The central fact of your education is this:
You’ve been taught to believe that what you discover
By examining your own thoughts and perceptions,
Is unimportant and unauthorized.
As a result, you fear thinking,
And you don’t believe your thoughts are interesting,
Because you haven’t learned to be interested in them.
There’s another possibility:
You may be interested in your thoughts,
But they don’t have much do to with anything you’ve
ever been asked to write.
The same is true of what you notice.
You don’t even notice what you notice,
Because nothing in your education has taught you that
what you notice is important.
And if you do notice something that interests you,
It doesn’t have much to do with anything you’ve ever
been asked to write.
But everything you notice is important.
Let me say that a different way:
If you notice something, it’s because it’s important.
But what you notice depends on what you allow your-
self to notice,
And that depends on what you feel authorized, per-
mitted to notice
In a world where we’re trained to disregard our perceptions.
Who’s going to give you the authority to feel that what
you notice is important?
It will have to be you.
The authority you feel has a great deal to do with how
you write, and what you write,
With your ability to pay attention to the shape and
meaning of your own thoughts
And the value of your own perceptions.
Being a writer is an act of perpetual self-authorization.
No matter who you are.
Only you can authorize yourself.
You can do that by writing well, by constant discovery.
No one else can authorize you.
This doesn’t happen overnight.

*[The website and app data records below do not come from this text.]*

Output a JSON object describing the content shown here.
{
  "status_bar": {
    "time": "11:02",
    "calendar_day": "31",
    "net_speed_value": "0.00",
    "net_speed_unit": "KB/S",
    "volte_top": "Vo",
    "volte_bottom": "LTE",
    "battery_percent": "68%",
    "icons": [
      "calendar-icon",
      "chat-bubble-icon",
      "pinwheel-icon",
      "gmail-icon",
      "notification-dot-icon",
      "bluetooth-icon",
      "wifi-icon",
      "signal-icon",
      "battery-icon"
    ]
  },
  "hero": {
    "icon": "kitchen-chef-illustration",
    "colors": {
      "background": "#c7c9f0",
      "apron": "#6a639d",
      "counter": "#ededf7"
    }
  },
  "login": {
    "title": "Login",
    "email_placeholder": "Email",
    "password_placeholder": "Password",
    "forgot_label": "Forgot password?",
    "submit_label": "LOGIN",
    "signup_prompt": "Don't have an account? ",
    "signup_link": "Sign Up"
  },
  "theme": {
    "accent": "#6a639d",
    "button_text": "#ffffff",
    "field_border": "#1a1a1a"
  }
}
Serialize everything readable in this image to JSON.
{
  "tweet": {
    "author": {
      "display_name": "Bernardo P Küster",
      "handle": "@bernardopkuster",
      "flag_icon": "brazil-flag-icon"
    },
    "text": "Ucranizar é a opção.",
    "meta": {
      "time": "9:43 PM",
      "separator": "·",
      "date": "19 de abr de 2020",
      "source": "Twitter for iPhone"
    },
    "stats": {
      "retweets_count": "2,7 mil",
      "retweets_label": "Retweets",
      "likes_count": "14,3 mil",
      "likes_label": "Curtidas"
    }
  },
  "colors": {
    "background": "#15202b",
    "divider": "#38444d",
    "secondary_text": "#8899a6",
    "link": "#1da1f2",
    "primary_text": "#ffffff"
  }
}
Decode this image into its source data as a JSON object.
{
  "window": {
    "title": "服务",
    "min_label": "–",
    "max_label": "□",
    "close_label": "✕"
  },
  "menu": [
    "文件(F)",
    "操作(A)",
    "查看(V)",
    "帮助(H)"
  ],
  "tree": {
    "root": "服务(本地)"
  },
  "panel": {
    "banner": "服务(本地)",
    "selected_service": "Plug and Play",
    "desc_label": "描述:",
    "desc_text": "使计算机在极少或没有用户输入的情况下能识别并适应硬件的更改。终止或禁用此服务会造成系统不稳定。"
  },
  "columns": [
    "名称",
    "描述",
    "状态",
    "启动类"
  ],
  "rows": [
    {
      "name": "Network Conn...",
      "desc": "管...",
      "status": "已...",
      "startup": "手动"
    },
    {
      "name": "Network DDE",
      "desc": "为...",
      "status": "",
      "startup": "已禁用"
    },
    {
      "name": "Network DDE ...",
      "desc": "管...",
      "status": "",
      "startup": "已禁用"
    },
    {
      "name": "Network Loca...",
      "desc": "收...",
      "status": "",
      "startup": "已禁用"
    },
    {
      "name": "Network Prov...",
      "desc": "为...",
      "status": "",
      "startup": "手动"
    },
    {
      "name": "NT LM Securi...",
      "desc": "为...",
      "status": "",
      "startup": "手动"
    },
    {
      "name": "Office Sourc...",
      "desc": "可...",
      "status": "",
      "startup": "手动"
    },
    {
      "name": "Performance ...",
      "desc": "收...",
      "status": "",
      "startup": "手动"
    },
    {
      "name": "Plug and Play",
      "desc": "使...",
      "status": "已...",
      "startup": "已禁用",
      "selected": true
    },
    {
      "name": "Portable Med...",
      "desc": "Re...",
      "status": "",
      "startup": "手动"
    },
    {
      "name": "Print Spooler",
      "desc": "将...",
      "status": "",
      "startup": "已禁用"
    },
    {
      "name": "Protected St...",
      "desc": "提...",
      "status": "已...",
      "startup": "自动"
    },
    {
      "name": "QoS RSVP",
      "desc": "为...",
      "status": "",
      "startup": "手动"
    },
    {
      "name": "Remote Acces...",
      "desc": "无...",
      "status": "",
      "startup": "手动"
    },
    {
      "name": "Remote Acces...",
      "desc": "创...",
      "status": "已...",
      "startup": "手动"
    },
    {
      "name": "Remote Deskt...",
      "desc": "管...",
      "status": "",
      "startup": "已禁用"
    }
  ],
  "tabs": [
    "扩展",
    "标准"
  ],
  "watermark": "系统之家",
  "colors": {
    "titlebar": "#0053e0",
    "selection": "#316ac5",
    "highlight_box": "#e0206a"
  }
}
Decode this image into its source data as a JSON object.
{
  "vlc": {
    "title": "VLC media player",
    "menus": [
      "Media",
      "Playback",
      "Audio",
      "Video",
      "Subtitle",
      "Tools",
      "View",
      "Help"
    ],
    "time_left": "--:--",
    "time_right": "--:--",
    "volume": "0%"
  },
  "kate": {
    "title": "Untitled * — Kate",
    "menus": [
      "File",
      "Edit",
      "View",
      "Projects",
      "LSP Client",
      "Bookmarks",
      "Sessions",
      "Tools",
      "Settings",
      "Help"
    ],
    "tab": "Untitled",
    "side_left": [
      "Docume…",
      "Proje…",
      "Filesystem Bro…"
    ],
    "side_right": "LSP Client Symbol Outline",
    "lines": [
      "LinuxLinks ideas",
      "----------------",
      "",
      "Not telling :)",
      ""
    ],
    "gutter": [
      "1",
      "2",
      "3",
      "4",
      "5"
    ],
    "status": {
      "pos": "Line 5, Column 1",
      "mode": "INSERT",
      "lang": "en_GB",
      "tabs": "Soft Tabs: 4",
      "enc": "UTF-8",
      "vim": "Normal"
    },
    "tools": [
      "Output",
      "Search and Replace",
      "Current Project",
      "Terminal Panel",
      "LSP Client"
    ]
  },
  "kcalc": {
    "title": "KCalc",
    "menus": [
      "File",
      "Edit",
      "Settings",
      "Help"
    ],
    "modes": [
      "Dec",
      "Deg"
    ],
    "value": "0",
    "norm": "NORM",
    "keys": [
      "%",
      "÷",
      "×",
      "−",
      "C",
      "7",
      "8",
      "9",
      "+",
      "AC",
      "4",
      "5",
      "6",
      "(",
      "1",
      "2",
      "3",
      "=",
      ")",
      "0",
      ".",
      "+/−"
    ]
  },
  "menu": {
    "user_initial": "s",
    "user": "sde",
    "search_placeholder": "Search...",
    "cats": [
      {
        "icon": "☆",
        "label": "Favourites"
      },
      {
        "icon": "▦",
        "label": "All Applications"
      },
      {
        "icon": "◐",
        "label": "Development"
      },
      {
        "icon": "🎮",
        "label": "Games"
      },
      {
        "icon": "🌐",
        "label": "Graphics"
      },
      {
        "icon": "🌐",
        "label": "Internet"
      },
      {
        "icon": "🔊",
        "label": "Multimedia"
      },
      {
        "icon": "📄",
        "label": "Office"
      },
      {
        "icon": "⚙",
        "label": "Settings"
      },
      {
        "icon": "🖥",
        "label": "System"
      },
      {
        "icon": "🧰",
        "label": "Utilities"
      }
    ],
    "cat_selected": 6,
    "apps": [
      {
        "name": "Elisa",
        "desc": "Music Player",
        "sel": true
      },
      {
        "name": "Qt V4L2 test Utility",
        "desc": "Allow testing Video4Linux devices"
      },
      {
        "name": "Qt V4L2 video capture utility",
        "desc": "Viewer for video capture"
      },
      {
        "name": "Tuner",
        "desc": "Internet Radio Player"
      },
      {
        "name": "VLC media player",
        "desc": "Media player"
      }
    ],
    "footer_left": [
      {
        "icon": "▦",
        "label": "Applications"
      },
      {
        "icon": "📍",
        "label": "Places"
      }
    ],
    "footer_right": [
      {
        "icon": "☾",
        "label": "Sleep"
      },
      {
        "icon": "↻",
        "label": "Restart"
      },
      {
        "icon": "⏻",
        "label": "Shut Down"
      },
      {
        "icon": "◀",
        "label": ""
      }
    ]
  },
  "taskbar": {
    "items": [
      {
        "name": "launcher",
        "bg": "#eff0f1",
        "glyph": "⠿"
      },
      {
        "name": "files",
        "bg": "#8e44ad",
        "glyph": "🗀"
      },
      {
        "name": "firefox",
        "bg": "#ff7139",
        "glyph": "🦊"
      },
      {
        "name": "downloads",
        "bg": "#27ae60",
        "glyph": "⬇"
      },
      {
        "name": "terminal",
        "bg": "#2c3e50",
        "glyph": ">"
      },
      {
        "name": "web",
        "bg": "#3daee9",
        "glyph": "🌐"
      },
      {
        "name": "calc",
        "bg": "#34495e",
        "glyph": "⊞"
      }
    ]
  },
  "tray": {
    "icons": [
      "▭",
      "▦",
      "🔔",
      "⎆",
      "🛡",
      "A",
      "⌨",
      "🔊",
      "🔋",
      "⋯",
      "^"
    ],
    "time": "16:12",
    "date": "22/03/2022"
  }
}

It’s as gradual as the improvement in your writing.
-- from Verlyn Klinkenborg's Several Short Sentences About Writing